- ACTION ITEM -
What you return must match the material exactly, with every line present.

- DATA SUPPLIED -
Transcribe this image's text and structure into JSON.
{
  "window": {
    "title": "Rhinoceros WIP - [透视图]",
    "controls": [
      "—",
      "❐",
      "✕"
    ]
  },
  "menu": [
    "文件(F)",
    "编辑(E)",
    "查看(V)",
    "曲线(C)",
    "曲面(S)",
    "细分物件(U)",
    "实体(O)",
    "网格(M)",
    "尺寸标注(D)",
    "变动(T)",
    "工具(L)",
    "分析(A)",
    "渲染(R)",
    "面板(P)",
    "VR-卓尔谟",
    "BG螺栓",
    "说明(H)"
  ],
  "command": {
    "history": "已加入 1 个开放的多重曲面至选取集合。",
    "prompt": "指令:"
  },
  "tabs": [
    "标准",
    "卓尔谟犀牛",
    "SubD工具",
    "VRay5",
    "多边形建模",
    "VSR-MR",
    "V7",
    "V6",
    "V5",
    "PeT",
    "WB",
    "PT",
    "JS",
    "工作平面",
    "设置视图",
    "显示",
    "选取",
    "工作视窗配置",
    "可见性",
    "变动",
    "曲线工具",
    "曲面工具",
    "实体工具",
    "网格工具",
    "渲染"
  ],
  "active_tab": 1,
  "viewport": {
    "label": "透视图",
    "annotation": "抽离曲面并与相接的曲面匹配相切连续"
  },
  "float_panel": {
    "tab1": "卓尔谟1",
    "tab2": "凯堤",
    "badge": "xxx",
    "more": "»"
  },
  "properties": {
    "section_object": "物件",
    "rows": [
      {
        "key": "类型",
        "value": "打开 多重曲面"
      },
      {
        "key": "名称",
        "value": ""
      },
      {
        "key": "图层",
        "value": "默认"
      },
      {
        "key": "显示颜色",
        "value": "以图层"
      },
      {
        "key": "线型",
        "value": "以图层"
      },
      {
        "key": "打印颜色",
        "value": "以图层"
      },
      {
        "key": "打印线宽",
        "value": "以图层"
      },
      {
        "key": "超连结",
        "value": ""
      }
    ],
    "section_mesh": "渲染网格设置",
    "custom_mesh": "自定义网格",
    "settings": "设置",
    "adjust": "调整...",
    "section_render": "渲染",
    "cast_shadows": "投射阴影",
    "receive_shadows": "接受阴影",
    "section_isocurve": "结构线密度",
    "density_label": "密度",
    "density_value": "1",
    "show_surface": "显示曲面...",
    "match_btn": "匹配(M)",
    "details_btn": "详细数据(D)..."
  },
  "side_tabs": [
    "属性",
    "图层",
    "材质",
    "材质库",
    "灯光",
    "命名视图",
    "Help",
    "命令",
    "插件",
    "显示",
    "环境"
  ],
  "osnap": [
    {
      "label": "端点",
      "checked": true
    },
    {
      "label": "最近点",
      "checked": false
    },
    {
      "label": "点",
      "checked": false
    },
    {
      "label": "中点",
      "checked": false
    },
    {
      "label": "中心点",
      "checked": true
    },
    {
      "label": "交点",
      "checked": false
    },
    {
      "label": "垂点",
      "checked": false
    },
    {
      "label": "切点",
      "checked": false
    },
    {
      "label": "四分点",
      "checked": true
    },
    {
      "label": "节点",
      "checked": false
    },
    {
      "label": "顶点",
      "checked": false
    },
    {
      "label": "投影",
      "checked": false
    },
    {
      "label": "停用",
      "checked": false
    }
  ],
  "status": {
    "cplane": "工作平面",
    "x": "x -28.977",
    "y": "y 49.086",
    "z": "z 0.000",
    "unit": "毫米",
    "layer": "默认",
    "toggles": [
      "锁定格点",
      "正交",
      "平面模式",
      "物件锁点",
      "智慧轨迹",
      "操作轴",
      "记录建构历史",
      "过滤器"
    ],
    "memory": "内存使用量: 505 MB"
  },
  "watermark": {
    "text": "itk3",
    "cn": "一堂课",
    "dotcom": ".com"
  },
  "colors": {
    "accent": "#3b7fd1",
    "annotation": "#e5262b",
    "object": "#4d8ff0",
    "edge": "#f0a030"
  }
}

- ANSWER SPACE -
Transcribe this image's text and structure into JSON.
{
  "window": {
    "title": "Rhinoceros WIP - [透视图]",
    "controls": [
      "—",
      "❐",
      "✕"
    ]
  },
  "menu": [
    "文件(F)",
    "编辑(E)",
    "查看(V)",
    "曲线(C)",
    "曲面(S)",
    "细分物件(U)",
    "实体(O)",
    "网格(M)",
    "尺寸标注(D)",
    "变动(T)",
    "工具(L)",
    "分析(A)",
    "渲染(R)",
    "面板(P)",
    "VR-卓尔谟",
    "BG螺栓",
    "说明(H)"
  ],
  "command": {
    "history": "已加入 1 个开放的多重曲面至选取集合。",
    "prompt": "指令:"
  },
  "tabs": [
    "标准",
    "卓尔谟犀牛",
    "SubD工具",
    "VRay5",
    "多边形建模",
    "VSR-MR",
    "V7",
    "V6",
    "V5",
    "PeT",
    "WB",
    "PT",
    "JS",
    "工作平面",
    "设置视图",
    "显示",
    "选取",
    "工作视窗配置",
    "可见性",
    "变动",
    "曲线工具",
    "曲面工具",
    "实体工具",
    "网格工具",
    "渲染"
  ],
  "active_tab": 1,
  "viewport": {
    "label": "透视图",
    "annotation": "抽离曲面并与相接的曲面匹配相切连续"
  },
  "float_panel": {
    "tab1": "卓尔谟1",
    "tab2": "凯堤",
    "badge": "xxx",
    "more": "»"
  },
  "properties": {
    "section_object": "物件",
    "rows": [
      {
        "key": "类型",
        "value": "打开 多重曲面"
      },
      {
        "key": "名称",
        "value": ""
      },
      {
        "key": "图层",
        "value": "默认"
      },
      {
        "key": "显示颜色",
        "value": "以图层"
      },
      {
        "key": "线型",
        "value": "以图层"
      },
      {
        "key": "打印颜色",
        "value": "以图层"
      },
      {
        "key": "打印线宽",
        "value": "以图层"
      },
      {
        "key": "超连结",
        "value": ""
      }
    ],
    "section_mesh": "渲染网格设置",
    "custom_mesh": "自定义网格",
    "settings": "设置",
    "adjust": "调整...",
    "section_render": "渲染",
    "cast_shadows": "投射阴影",
    "receive_shadows": "接受阴影",
    "section_isocurve": "结构线密度",
    "density_label": "密度",
    "density_value": "1",
    "show_surface": "显示曲面...",
    "match_btn": "匹配(M)",
    "details_btn": "详细数据(D)..."
  },
  "side_tabs": [
    "属性",
    "图层",
    "材质",
    "材质库",
    "灯光",
    "命名视图",
    "Help",
    "命令",
    "插件",
    "显示",
    "环境"
  ],
  "osnap": [
    {
      "label": "端点",
      "checked": true
    },
    {
      "label": "最近点",
      "checked": false
    },
    {
      "label": "点",
      "checked": false
    },
    {
      "label": "中点",
      "checked": false
    },
    {
      "label": "中心点",
      "checked": true
    },
    {
      "label": "交点",
      "checked": false
    },
    {
      "label": "垂点",
      "checked": false
    },
    {
      "label": "切点",
      "checked": false
    },
    {
      "label": "四分点",
      "checked": true
    },
    {
      "label": "节点",
      "checked": false
    },
    {
      "label": "顶点",
      "checked": false
    },
    {
      "label": "投影",
      "checked": false
    },
    {
      "label": "停用",
      "checked": false
    }
  ],
  "status": {
    "cplane": "工作平面",
    "x": "x -28.977",
    "y": "y 49.086",
    "z": "z 0.000",
    "unit": "毫米",
    "layer": "默认",
    "toggles": [
      "锁定格点",
      "正交",
      "平面模式",
      "物件锁点",
      "智慧轨迹",
      "操作轴",
      "记录建构历史",
      "过滤器"
    ],
    "memory": "内存使用量: 505 MB"
  },
  "watermark": {
    "text": "itk3",
    "cn": "一堂课",
    "dotcom": ".com"
  },
  "colors": {
    "accent": "#3b7fd1",
    "annotation": "#e5262b",
    "object": "#4d8ff0",
    "edge": "#f0a030"
  }
}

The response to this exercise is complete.